"We're working toward the end I always planned but a couple of characters I expected to survive have died and one character got a reprieve," she said, declining to elaborate.
Asked about the wisdom of killing off fictional characters, Rowling said she didn't enjoy killing the major character who died in book six -- for the sake of those who haven't read it yet she avoided naming the victim -- but she said the conventions of the genre demanded the hero go on alone.
"I understand why an author would kill a character from the point of view of not allowing others to continue writing after the original author is dead," she added, leaving the door open to the worst fears of some fans -- that Harry could die.
King recalled that when he had a character kick a dog to death in his novel "Dead Zone" he received more letters of complaint than ever, to his surprise.
"You want to be nice and say 'I'm sorry you didn't like that,' but I'm thinking to myself number one, he was a dog not a person, and number two, the dog wasn't even real," he said.
"I made that dog up, it was a fake dog, it was a fictional dog, but people get very, very involved," King said.
Rowling noted that Irving had killed off many more characters than she had.
"When fans accuse me of sadism, which doesn't happen that often, I feel I'm toughening them up to go on and read John and Stephen's books," she said. "I think they've got to be toughened up somehow. It's a cruel literary world out there."
I can't wait for the next book, but I am scared to read it also.

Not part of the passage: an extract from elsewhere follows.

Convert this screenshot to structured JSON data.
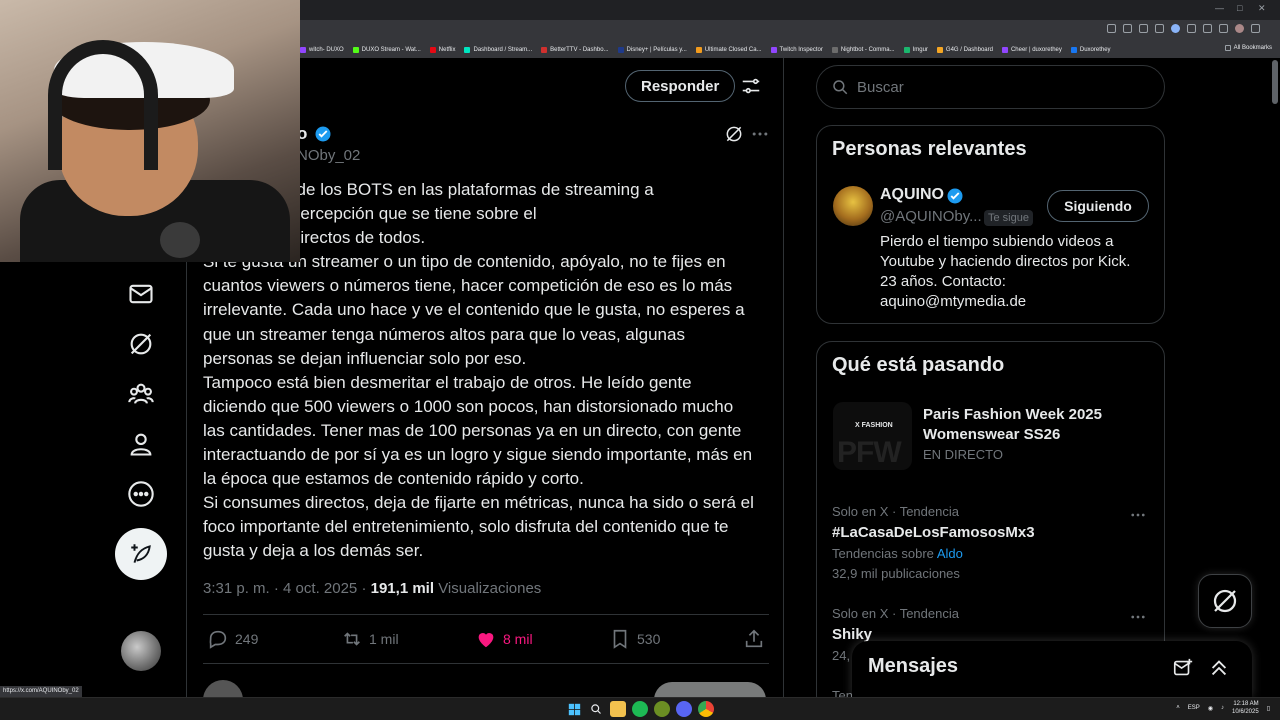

I am still upset about the character that died in the last book!
Two things are infinite: the universe and human stupidity; and I'm not sure about the universe.
- Albert Einstein